In the third and final study in this series, the Center for Retirement Research matched the specific levels of need each retiree is projected to have in the future with their resources to determine how many of them will fall short.

Among all retirees, 22 percent are expected to have minimal needs for care and 9 percent will lack the family and financial resources to cover it – in other words, just under half of the people in this group will fall short. The shortfall among people with moderate needs will be larger: the comparable figures are 38 percent of all retirees will be at this level and 21 percent of retirees will fall short. Finally, 24 percent of retirees are expected to have severe care needs – for at least five years – and 16 percent will fall short.

But there is another critical source of support: Medicaid. The researchers find that the joint federal-state program dramatically reduces the share of retirees with insufficient resources to cover their care.

Not everyone qualifies for Medicaid, however. Older Americans can get the funding if they meet two conditions. First, they must have a serious health issue, such as dementia or a physical or medical condition that limits their activity. Second, the program covers nursing homes only for retirees with little in the way of financial resources, either because they had lower-paying jobs and didn’t save or because they exhausted most of the retirement savings they had scraped together.

Medicaid and LTSS graphWhen Medicaid is added to the picture, the program makes a significant dent. Among the 65-year-olds who will need moderate care, the share of all retirees who lack the resources to cover it drops from 21 percent to 14 percent when Medicaid funding is included. Medicaid also reduces the burden on boomers who will need high levels of care: the share lacking adequate resources drops from 16 percent to 11 percent.

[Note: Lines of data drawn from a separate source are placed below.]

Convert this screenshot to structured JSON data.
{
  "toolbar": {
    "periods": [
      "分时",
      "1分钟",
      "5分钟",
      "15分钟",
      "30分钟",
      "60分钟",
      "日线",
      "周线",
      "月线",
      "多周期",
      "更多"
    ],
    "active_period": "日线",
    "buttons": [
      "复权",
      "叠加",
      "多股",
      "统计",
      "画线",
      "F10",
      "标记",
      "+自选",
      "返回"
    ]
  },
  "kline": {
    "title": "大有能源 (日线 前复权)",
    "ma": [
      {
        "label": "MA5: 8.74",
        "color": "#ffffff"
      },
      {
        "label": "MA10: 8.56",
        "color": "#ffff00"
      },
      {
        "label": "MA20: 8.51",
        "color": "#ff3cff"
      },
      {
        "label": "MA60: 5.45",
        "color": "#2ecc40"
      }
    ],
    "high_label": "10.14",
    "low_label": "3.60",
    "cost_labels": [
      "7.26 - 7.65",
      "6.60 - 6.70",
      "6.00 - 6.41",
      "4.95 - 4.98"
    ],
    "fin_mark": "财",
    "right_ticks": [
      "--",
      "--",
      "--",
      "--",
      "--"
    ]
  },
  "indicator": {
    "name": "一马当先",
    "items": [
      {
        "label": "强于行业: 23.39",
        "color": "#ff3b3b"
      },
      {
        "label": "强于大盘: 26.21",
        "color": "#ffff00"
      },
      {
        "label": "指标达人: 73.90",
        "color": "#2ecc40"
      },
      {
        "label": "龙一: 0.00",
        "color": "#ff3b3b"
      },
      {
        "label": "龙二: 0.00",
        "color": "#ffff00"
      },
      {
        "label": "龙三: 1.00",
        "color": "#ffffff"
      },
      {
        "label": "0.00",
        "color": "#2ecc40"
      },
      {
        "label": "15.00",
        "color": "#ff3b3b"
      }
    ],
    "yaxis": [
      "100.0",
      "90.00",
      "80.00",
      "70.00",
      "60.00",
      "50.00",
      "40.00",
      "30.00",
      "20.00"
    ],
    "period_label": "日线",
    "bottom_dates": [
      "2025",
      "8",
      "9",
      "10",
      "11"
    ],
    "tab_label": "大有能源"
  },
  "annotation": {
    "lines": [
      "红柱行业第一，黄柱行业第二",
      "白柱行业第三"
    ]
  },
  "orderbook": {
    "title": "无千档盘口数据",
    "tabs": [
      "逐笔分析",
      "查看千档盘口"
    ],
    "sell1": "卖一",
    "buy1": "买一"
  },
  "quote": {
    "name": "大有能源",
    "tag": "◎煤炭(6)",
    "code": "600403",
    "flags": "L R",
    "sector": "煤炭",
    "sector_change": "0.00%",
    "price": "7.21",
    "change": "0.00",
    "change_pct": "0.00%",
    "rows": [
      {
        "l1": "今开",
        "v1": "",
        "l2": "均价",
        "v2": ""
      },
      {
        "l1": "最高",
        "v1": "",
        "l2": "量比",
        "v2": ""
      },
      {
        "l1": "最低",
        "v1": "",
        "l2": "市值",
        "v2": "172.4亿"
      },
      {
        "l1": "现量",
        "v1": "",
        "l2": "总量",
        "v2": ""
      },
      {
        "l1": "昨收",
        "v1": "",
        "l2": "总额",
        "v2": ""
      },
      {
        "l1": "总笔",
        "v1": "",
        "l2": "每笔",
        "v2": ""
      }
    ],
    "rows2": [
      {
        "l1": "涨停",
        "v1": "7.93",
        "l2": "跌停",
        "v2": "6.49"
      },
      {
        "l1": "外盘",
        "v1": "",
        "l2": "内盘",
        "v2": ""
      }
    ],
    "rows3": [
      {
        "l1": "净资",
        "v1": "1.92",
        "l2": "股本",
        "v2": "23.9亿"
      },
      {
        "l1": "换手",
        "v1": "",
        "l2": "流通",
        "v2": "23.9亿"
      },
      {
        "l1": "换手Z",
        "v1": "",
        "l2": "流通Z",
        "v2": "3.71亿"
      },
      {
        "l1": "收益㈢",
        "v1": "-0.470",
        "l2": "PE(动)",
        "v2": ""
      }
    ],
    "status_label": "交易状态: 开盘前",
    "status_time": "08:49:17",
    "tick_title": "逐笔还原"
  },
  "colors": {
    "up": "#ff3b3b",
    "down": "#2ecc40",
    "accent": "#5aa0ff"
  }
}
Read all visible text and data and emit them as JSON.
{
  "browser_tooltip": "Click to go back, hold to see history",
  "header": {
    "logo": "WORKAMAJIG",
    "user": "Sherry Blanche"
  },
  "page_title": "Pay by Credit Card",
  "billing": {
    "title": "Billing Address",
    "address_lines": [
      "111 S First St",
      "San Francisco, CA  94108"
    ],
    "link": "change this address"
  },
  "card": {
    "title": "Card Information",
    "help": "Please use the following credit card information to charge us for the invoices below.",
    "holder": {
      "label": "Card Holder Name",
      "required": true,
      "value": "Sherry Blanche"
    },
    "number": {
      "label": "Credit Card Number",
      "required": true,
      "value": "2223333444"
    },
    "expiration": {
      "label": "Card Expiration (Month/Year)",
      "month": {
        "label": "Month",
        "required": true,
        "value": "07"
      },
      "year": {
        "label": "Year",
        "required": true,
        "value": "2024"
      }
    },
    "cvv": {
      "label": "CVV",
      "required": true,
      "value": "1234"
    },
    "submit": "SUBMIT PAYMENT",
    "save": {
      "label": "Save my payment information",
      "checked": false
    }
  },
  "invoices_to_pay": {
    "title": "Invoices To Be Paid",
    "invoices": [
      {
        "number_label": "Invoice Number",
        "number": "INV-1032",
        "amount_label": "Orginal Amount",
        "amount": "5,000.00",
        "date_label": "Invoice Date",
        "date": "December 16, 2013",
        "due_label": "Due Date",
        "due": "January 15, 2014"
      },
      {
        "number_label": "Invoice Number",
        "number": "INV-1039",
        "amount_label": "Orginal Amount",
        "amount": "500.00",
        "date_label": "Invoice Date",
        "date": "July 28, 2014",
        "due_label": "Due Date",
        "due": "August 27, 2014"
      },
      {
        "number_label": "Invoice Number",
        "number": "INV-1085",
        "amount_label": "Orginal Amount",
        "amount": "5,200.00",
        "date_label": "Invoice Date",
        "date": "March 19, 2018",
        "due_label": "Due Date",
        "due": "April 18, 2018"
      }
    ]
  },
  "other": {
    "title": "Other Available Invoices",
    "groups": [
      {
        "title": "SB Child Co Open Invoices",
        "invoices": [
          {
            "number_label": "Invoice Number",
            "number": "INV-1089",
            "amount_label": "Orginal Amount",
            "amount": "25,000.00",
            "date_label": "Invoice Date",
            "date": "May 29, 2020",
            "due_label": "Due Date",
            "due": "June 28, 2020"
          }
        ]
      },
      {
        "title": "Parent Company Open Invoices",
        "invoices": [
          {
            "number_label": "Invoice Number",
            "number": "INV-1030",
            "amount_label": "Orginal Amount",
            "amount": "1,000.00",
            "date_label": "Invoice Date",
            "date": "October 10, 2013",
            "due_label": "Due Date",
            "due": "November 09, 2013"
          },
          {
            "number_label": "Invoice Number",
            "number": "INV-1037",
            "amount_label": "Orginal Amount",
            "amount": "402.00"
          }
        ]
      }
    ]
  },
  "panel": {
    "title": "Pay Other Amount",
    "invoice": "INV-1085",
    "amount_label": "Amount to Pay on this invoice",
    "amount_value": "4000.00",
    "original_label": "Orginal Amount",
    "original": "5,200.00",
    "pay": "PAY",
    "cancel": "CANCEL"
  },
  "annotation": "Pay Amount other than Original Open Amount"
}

The researchers didn’t include Medicaid in the resources available to the 9 percent of retirees who will need only minimal help with chores like cleaning or grocery shopping. The program typically doesn’t pay for these services, though there has been movement in a handful of states and at the federal level to loosen the restrictions around housekeeping. …Learn More